Why Microsoft’s Surface will be a no-show in Japan
10/21/2012 7:08 PM EDT
TOKYO – When Microsoft’s Surface tablet is launched worldwide on Oct. 26, it will be a no-show in Japan.
Is Microsoft snubbing Japan because of its growing irrelevance as a market? Or is Microsoft wary about its Surface tablet flopping in Japan? At the same time, Japanese companies are rushing to release a host of Windows 8 tablets and PCs during the fourth quarter.
Speculation abounds here concerning the software giant’s first tablet. Surface will go on sale in eight markets including the United States and the U.K. In Asia, Microsoft will roll it out in China and Hong Kong, but not in Japan.
Microsoft has only said it is “undecided” about releasing the Surface tablet in Japan.
Analysts said Microsoft will forgo a launch here this year as it cooperates with Japanese manufacturers in hopes of promote sales of its new Win 8 operating system. Microsoft will launch Windows 8 on Oct. 26.
Domestic PC manufacturers including NEC., Fujitsu and Toshiba unveiled new models this week for winter shopping season. Despite a growing debate over the end of PC era, Japanese companies are hanging their hat on Windows 8 in hopes it will fuel growth in an increasingly saturated market.

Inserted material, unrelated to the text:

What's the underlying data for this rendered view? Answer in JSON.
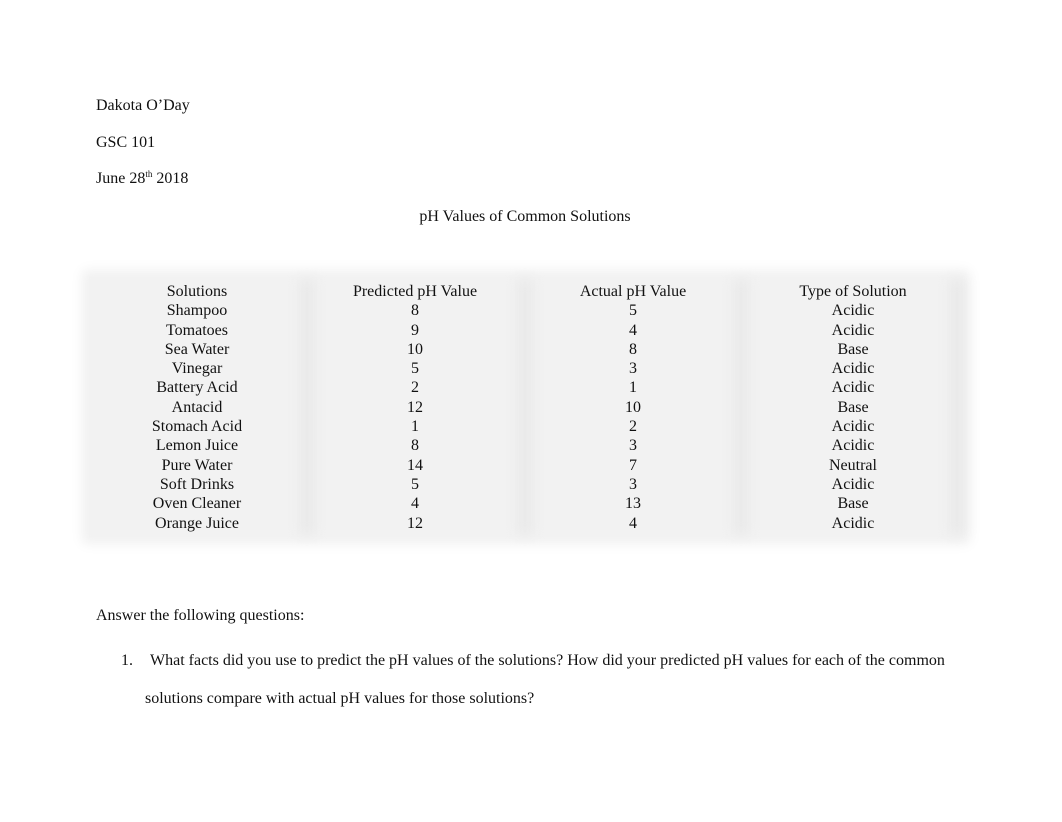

Fujitsu has unveiled a series of consumer tablets called Arrows Tab. Just 9.9-mm thick, Fujitsu claims it to be “the world’s thinnest” Windows 8 tablet, equipped with such features as water resistance and an eye-tracking sensor. The eye-tracking feature enables an interface that’s getting a lot of attention here: Users can scroll the screen in all four directions by simply moving their eyes. The machine will sell for 100,000 yen ($1,263).
Fujitsu's water-proof, eye-tracking Arrow Tab
NEC's Lavie Y has an LCD screen that flips 360 degrees, allowing it to be used as a tablet. It was jointly developed by NEC and China's Lenovo. Lavie Y is the first model from a Japanese manufacturer that runs Windows RT, a version of Windows 8 for tablets. It will sell for about 90,000 yen ($1,137).
NEC's LaVie LCD screen flips 360 degrees, so that it can be used as a tablet.
Toshiba will release notebooks that can also be used as tablets by sliding the keyboard under the LCD screen. They are expected to sell for about 150,000 yen ($1,895).
Toshiba's new device has a keyboard that slides under the LCD screen for tablet use
Acer Japan Corp. is also reportedly releasing a Windows 8 tablet with a 10-inch screen, likely selling for around 70,000 yen ($884) by the end of the year.
Microsoft's Surface will be priced at $499 in the U.S. market, and will compete directly with all new products if released in Japan.
Whether new tablets and PCs running Windows 8 are sufficient to turn the tide for PCs remains unclear. Domestic PC shipments this year will grow only by 4 percent to about 16.3 million units, according to market researcher IDC Japan.
What is certain is that price competition during the year-end shopping season in Japan will be intense.
There's a comment in the article that probably answers my question
10/22/2012 4:38 PM EDT
M'soft would run a big risk getting an early black eye on Surface from sophisticated Japan consumers turning their noses down at a device that has good quality but sells in part by being a cheaper alternative to an iPad or a tablet from local giants like Toshiba and Sony.
Better strategy for M'soft is to build demand in more cost sensitive markets and see if it can build envy-demand in Japan.
It will be interesting to watch how this plays out!